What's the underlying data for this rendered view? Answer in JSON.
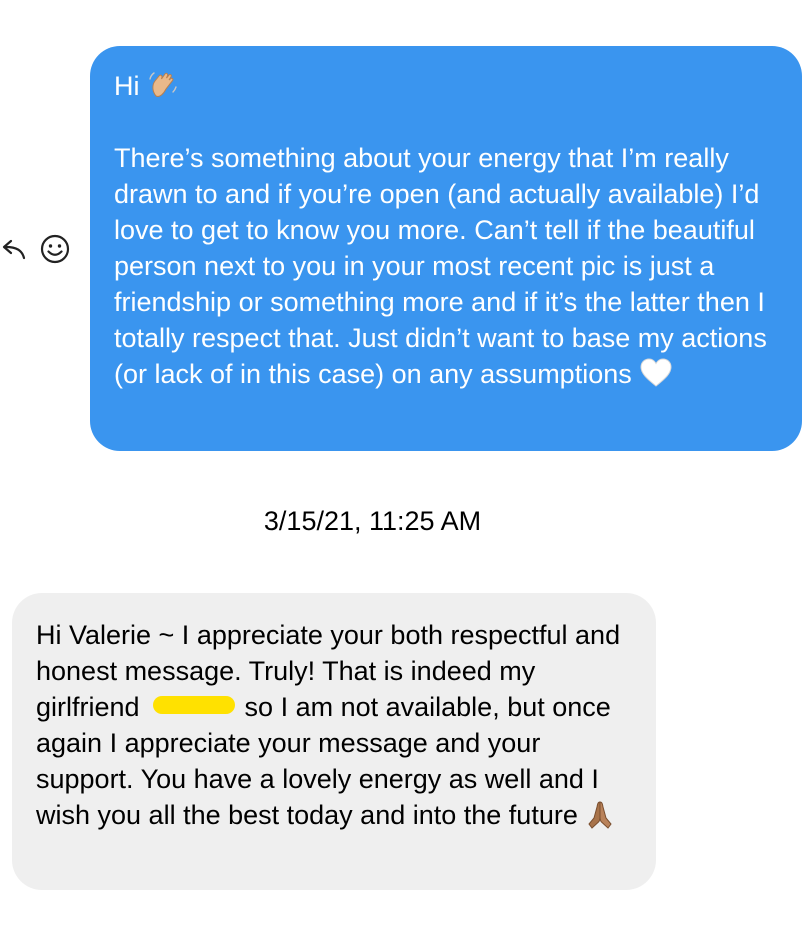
{
  "outgoing": {
    "greeting": "Hi ",
    "wave_icon": "waving-hand-icon",
    "body": "There’s something about your energy that I’m really drawn to and if you’re open (and actually available) I’d love to get to know you more. Can’t tell if the beautiful person next to you in your most recent pic is just a friendship or something more and if it’s the latter then I totally respect that. Just didn’t want to base my actions (or lack of in this case) on any assumptions ",
    "end_icon": "white-heart-icon",
    "color": "#3a95ef"
  },
  "actions": {
    "reply_icon": "reply-arrow-icon",
    "react_icon": "smiley-icon"
  },
  "timestamp": "3/15/21, 11:25 AM",
  "incoming": {
    "text_before_redaction": "Hi Valerie ~ I appreciate your both respectful and honest message. Truly! That is indeed my girlfriend ",
    "redaction_color": "#ffe100",
    "text_after_redaction": " so I am not available, but once again I appreciate your message and your support. You have a lovely energy as well and I wish you all the best today and into the future ",
    "end_icon": "praying-hands-icon",
    "color": "#efefef"
  }
}
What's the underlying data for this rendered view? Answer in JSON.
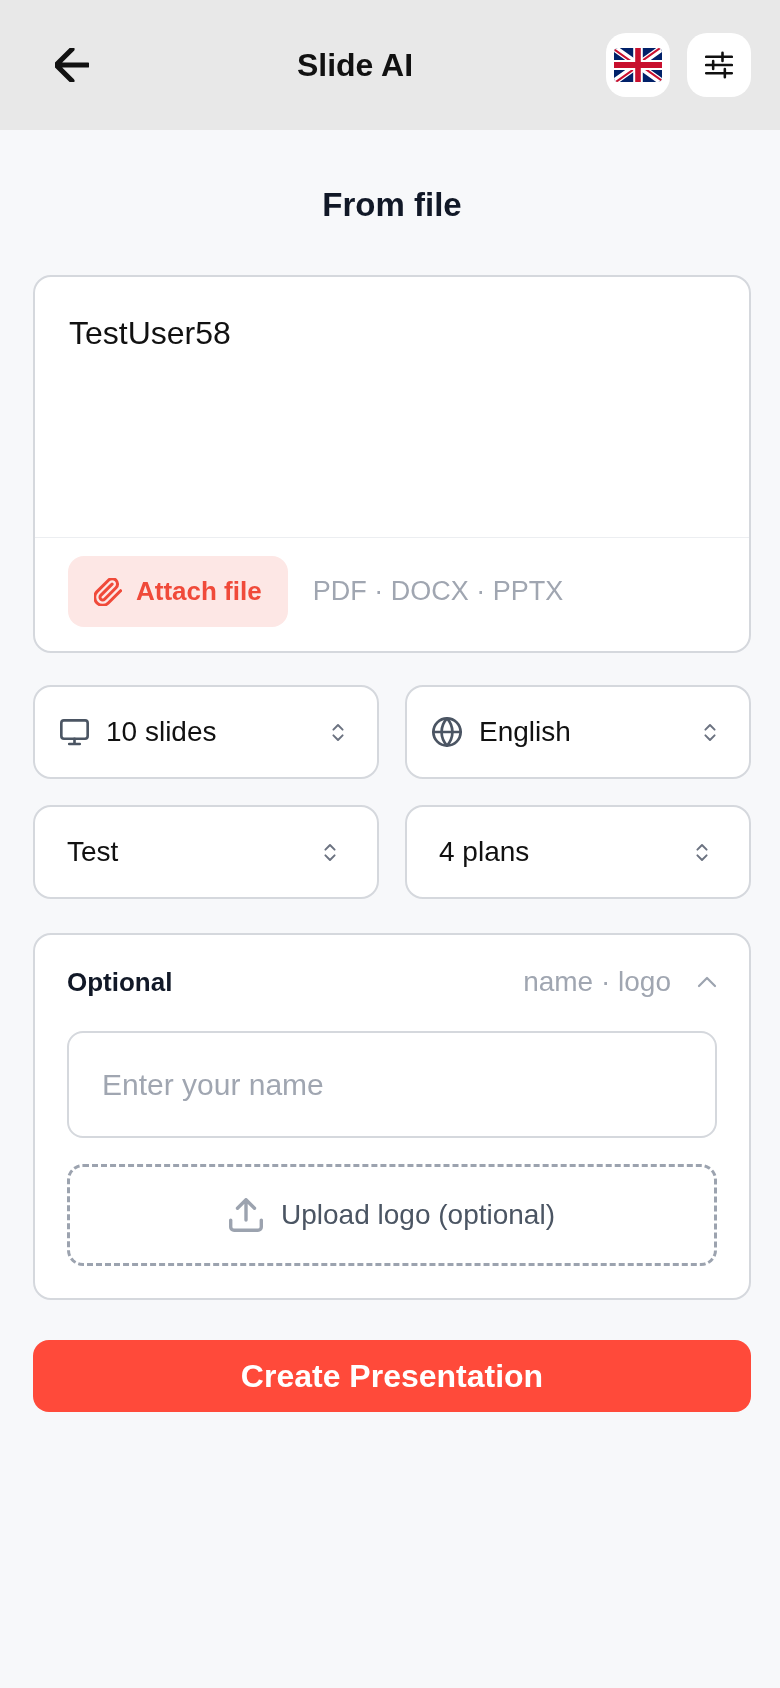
{
  "header": {
    "title": "Slide AI"
  },
  "page_title": "From file",
  "prompt": {
    "value": "TestUser58",
    "attach_button": "Attach file",
    "formats": "PDF · DOCX · PPTX"
  },
  "selects": [
    {
      "kind": "slides",
      "value": "10 slides"
    },
    {
      "kind": "language",
      "value": "English"
    },
    {
      "kind": "plain",
      "value": "Test"
    },
    {
      "kind": "plain",
      "value": "4 plans"
    }
  ],
  "optional": {
    "title": "Optional",
    "summary": "name · logo",
    "expanded": true,
    "name_field": {
      "placeholder": "Enter your name"
    },
    "upload_button": "Upload logo (optional)"
  },
  "create_button": "Create Presentation"
}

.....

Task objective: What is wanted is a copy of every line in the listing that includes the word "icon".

Result for this task:
    "wave_icon": "waving-hand-icon",
    "end_icon": "white-heart-icon",
    "reply_icon": "reply-arrow-icon",
    "react_icon": "smiley-icon"
    "end_icon": "praying-hands-icon",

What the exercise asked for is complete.